Across the developing world, some 700 million people have gained a household connection to drinking water since 1990 - and helped the world reach a crucial tipping point. Now for the first time, more than half the globe's people have drinking water piped into their homes, according to an August report from the World Health Organization (WHO) and UNICEF.
While a lot has been written about a supposed coming global water shortage here is this very positive trend that has gotten far less press. My guess is that as the industrialization of China and South Asia continues the resulting rising affluence will create the demand from hundreds of millions of people for much more indoor plumbing and better sanitation. That will reduce the incidence of diseases, save huge amounts of time, and make much more time available for education and for the creation of wealth.

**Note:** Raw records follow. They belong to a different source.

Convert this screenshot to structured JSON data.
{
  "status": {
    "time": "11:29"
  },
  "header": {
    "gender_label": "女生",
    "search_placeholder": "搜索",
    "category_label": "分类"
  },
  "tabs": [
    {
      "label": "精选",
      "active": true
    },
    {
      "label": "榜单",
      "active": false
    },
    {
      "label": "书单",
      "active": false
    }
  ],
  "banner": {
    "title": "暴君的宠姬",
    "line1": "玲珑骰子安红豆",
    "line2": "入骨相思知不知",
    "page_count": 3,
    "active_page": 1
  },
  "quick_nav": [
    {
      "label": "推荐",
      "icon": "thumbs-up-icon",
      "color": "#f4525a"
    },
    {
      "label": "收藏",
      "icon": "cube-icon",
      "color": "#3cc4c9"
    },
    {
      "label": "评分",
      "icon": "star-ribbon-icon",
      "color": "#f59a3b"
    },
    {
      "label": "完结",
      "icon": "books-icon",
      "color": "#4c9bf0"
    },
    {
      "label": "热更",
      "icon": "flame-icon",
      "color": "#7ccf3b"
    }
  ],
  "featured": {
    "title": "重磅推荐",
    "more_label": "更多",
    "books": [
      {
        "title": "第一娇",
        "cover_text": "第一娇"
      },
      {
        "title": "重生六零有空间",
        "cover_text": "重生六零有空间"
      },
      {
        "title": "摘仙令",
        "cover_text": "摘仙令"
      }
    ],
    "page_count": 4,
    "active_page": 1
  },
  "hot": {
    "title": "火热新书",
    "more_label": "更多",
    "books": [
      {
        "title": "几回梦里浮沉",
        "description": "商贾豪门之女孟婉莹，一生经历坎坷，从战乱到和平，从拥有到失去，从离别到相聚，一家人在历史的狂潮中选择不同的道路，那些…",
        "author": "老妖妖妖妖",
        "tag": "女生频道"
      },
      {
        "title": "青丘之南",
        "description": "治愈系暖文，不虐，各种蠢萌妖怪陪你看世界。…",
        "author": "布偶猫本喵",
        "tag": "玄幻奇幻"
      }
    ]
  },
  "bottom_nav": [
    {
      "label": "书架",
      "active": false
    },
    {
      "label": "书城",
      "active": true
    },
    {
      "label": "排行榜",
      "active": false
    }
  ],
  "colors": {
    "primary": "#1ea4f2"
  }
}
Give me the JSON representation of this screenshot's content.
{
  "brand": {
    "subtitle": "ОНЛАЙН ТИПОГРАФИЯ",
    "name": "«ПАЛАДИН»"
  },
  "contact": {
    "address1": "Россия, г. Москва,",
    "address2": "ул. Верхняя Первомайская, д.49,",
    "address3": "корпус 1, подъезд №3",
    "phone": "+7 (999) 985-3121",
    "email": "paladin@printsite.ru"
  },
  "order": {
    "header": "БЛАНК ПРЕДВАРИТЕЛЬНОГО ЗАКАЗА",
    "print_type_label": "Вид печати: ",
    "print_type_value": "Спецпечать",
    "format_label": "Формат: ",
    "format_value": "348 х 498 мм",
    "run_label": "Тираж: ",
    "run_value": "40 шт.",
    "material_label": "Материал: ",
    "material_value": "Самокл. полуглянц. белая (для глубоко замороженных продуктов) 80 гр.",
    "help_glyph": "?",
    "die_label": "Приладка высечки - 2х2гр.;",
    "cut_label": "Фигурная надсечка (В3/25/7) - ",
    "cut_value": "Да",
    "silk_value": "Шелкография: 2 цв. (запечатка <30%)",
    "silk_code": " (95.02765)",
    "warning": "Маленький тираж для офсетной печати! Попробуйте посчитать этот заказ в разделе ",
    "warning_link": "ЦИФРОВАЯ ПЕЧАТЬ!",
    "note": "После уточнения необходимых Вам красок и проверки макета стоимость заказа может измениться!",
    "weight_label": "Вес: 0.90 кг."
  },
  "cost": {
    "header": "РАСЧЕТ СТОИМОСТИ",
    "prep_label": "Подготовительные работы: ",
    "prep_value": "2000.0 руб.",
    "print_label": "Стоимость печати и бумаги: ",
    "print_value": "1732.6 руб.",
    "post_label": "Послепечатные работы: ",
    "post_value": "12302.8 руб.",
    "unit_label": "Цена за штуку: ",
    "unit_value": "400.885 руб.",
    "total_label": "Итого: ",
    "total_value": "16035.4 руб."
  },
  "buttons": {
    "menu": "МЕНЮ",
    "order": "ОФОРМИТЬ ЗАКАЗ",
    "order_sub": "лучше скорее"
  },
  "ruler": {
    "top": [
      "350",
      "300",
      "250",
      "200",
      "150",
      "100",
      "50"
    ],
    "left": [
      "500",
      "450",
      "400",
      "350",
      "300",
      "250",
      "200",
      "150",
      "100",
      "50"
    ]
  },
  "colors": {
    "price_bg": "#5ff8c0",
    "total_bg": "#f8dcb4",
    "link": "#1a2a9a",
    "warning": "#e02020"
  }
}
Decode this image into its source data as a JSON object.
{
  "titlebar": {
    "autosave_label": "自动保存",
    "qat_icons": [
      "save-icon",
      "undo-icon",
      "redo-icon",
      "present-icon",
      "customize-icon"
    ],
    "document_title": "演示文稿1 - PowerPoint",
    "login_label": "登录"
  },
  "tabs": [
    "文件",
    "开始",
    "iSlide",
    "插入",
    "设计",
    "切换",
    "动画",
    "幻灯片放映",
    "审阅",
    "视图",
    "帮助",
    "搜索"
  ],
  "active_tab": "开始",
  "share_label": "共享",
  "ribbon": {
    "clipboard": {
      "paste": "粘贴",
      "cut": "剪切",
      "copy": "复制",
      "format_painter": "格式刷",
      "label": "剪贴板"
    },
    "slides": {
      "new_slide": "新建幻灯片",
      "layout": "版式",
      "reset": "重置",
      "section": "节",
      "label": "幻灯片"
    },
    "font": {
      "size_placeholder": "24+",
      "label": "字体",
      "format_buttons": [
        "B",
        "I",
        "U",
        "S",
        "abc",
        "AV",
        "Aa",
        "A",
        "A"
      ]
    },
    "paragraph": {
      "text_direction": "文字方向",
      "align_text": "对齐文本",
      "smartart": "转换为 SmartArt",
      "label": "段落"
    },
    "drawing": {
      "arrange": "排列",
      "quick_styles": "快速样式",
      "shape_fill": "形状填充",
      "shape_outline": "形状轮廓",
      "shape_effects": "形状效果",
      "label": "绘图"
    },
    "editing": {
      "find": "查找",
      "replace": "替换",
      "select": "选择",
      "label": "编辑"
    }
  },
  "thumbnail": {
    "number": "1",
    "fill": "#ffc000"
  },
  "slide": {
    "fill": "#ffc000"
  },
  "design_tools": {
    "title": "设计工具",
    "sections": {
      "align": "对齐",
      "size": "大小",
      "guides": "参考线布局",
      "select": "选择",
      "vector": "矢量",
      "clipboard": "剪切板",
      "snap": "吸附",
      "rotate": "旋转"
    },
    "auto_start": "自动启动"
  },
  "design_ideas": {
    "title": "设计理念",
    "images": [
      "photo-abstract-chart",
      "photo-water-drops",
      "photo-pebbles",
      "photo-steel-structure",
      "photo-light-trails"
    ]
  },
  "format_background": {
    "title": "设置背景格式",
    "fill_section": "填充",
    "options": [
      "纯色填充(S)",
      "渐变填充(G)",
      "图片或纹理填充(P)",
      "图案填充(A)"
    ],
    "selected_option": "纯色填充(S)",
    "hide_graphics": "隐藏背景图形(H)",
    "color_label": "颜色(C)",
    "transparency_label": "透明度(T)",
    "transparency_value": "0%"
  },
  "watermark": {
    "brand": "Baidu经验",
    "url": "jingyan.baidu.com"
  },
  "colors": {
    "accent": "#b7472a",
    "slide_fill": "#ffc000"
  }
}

Of course the increase in indoor plumbing and of water piped through neighborhoods is reducing the risk of water-borne disease. But it is having a number of other consequences that are perhaps less immediately obvious to most of us First Worlders. Women who no longer have to spend a large part of their day going to get water now have a lot of time to engage in wealth generating and educational activities.
For instance, Tanzanians are building new schools in just five months in watered districts, where women have time to swing hammers. Equivalent projects drag on for eight months or more in areas where women spend their days fetching water, according to the Tanzanian Embassy in the United States. What's more, children who don't need to haul water are more apt to go to school and break a cycle of poverty, says Ms. Smith-Nilson.
Will this virtuous cycle continue? My guess is that progress will continue in most of South Asia and in China. But will higher population growth rates in the most backward countries of Africa overwhelm any advances there?